Off-Highway Vehicle (OHV) use on the National Forests and Grasslands in Texas is now restricted, according to Forest Supervisor Fred Salinas.
"OHV use on the National Forests is limited to designated routes, and the only such designation is the 85-mile multiple-use trail on the Sam Houston National Forest," Salinas said. "Cross-country and off-road use of motorized vehicles of any type is prohibited."
This rule stems from a 2005 directive from the chief of the Forest Service that required each national forest and grassland to designate specific roads, trails and areas open to motor vehicle use. The National Forests and Grasslands in Texas, after public participation through the National Environmental Protection Act (NEPA) decision-making process, is now implementing the 2005 Travel Management Rule.
"In the right places, and managed carefully, motor vehicles are an appropriate use of national forests.
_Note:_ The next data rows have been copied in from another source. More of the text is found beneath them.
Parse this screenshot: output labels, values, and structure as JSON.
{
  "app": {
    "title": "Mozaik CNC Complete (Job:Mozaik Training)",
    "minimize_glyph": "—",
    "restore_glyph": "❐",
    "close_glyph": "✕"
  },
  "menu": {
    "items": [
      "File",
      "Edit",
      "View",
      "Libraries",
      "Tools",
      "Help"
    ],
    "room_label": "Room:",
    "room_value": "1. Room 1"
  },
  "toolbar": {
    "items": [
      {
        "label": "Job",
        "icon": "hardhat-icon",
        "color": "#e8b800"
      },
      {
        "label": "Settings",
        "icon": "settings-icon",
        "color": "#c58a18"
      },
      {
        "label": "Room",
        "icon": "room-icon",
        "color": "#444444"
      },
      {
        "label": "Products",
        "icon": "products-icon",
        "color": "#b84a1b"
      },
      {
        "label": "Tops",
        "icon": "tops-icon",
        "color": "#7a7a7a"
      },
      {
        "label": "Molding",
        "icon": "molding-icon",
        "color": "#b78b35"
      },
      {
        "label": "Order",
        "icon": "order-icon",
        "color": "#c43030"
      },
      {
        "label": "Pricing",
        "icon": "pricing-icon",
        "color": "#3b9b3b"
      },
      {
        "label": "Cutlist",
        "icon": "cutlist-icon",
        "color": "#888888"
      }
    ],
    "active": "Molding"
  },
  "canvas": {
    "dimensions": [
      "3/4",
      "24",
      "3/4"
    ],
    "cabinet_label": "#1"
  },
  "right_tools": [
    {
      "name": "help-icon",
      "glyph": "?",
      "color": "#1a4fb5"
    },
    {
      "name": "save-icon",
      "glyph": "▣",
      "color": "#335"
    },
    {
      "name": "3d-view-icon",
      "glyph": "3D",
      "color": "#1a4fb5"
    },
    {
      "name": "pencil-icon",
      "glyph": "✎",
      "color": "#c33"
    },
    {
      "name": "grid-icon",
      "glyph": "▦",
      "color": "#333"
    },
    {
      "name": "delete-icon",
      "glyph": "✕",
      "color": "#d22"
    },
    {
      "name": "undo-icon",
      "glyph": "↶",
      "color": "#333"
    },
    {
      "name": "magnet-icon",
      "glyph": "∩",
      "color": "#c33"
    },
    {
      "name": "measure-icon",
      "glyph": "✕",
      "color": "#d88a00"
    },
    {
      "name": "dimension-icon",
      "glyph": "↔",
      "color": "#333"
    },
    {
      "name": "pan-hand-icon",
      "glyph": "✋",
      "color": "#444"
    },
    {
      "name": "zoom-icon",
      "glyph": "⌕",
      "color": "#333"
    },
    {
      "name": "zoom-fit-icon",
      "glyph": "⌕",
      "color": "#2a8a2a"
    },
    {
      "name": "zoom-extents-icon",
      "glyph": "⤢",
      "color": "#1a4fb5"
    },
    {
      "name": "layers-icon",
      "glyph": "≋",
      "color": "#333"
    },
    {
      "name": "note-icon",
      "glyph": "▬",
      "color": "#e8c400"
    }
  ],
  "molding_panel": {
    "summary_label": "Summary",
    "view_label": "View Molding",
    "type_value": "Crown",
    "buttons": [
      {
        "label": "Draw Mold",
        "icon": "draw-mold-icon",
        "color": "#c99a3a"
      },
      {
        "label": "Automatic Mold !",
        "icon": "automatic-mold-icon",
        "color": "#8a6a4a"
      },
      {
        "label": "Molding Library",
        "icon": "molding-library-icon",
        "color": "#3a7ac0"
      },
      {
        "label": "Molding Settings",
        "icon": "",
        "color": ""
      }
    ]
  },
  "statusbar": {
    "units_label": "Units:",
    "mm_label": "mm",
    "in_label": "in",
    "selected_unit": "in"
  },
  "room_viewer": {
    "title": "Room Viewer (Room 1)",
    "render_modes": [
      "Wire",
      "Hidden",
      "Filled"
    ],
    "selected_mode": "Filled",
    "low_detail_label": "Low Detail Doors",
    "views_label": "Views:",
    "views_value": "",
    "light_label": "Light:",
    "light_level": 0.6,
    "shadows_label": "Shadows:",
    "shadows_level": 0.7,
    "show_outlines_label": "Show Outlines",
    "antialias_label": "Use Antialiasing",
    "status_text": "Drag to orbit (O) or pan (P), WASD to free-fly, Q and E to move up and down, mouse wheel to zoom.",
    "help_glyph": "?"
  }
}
However, if not managed carefully, motorized recreation can damage both the land and the resources that visitors come to enjoy," Salinas said. "Each year millions of off-highway vehicles travel America's national forests legally and sensibly on designated roads and trails. A small, but growing number of irresponsible OHV users are threatening the health of all national forests by driving far off-trail and damaging fragile plants, wetlands and ecosystems."
To help visitors to the national forests and grasslands know which roads are open to vehicular traffic, the forest service has available a Motor Vehicle Use Map (MVUM) showing where motorized vehicle use is allowed on the National Forests and Grasslands in Texas, by vehicle type and season of use. This will be of particular interest to hunters who use forest service roads to retrieve game.
The Motorized Vehicle Use Maps will be posted on the website: www.fs.fed.us/r8/texas/ and will also be available at the Supervisor's Office and Ranger Offices.